» **To do**: Go through the data below line by line and report how many lines contain "title", giving only that figure.
##### Given information
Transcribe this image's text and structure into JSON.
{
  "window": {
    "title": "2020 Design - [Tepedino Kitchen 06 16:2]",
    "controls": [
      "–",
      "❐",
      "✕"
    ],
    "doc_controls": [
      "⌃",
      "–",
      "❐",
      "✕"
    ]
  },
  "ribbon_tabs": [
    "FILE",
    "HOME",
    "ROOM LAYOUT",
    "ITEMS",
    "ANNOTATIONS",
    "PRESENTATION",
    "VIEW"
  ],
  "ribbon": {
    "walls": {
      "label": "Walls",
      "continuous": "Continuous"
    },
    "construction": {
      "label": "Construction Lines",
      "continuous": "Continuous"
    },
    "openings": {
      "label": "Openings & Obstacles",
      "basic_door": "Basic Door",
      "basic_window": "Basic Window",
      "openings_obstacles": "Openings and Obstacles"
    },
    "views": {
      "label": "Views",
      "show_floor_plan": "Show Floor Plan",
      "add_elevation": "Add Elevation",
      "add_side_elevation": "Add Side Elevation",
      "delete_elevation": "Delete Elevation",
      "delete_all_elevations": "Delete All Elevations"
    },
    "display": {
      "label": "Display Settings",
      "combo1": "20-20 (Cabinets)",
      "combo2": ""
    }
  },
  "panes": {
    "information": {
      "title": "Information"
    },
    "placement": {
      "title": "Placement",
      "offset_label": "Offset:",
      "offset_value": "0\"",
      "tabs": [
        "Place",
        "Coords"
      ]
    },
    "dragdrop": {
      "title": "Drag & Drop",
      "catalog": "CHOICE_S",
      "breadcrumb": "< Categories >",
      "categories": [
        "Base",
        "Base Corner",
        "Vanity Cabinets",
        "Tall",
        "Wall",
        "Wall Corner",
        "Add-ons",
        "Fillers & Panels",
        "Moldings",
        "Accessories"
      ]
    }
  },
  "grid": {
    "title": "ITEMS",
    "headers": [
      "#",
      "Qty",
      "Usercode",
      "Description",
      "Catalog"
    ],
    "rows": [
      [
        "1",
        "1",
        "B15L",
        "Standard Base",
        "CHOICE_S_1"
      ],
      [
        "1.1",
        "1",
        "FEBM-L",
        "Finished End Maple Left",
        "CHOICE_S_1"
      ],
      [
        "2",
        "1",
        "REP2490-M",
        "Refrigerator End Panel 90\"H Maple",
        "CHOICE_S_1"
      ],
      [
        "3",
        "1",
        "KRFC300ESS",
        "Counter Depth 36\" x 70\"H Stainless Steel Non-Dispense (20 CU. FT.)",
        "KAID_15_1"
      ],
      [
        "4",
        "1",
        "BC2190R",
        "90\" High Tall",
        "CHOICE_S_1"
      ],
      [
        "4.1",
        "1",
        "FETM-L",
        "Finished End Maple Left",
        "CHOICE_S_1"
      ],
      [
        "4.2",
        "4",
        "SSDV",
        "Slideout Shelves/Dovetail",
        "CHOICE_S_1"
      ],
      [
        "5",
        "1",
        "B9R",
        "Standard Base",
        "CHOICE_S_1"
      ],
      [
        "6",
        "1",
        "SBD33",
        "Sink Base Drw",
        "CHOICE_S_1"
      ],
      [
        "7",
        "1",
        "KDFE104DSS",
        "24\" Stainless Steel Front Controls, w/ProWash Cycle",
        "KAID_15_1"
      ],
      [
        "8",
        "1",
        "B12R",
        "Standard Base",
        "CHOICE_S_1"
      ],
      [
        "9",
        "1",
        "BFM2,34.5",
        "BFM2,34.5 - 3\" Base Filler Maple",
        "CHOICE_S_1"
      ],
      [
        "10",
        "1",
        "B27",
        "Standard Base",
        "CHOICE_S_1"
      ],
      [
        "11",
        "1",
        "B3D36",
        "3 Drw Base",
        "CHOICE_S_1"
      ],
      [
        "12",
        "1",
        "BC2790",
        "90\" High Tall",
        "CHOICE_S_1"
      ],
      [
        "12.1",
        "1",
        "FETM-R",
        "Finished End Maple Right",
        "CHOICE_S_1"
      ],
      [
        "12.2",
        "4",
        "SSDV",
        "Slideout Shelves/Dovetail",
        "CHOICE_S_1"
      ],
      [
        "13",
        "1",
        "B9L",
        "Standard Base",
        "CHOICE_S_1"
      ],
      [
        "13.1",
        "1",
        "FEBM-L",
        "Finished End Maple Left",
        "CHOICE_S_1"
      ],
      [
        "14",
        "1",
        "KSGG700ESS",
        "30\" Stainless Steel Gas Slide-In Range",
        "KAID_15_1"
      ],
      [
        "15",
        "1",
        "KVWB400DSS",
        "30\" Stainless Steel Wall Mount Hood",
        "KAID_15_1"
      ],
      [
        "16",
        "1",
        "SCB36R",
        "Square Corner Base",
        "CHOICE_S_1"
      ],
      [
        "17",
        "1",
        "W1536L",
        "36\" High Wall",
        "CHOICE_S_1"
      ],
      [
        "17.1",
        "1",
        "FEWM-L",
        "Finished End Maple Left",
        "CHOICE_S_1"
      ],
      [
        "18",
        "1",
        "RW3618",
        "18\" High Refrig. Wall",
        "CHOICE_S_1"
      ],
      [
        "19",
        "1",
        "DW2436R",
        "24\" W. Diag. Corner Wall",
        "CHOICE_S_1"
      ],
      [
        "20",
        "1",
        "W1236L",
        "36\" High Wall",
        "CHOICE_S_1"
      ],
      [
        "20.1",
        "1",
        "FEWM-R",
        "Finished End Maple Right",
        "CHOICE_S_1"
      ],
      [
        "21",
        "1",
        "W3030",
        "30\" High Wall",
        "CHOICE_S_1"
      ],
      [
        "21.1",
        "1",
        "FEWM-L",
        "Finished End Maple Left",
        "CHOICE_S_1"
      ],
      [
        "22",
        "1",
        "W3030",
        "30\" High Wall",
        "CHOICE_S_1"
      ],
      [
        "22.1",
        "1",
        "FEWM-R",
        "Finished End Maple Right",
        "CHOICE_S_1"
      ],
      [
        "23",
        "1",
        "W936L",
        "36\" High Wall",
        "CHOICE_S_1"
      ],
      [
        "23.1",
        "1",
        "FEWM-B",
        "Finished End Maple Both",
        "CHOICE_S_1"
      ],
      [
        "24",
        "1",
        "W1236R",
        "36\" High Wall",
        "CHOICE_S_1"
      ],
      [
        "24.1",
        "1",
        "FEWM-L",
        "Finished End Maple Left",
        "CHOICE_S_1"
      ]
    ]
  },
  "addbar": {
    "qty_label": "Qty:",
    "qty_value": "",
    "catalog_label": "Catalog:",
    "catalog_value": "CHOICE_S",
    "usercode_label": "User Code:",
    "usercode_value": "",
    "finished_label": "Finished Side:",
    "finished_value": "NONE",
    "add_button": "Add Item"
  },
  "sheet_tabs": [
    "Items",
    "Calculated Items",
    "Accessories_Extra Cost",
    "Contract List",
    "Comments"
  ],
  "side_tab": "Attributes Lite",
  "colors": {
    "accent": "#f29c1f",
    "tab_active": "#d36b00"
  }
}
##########
» **Answer to this problem**: 5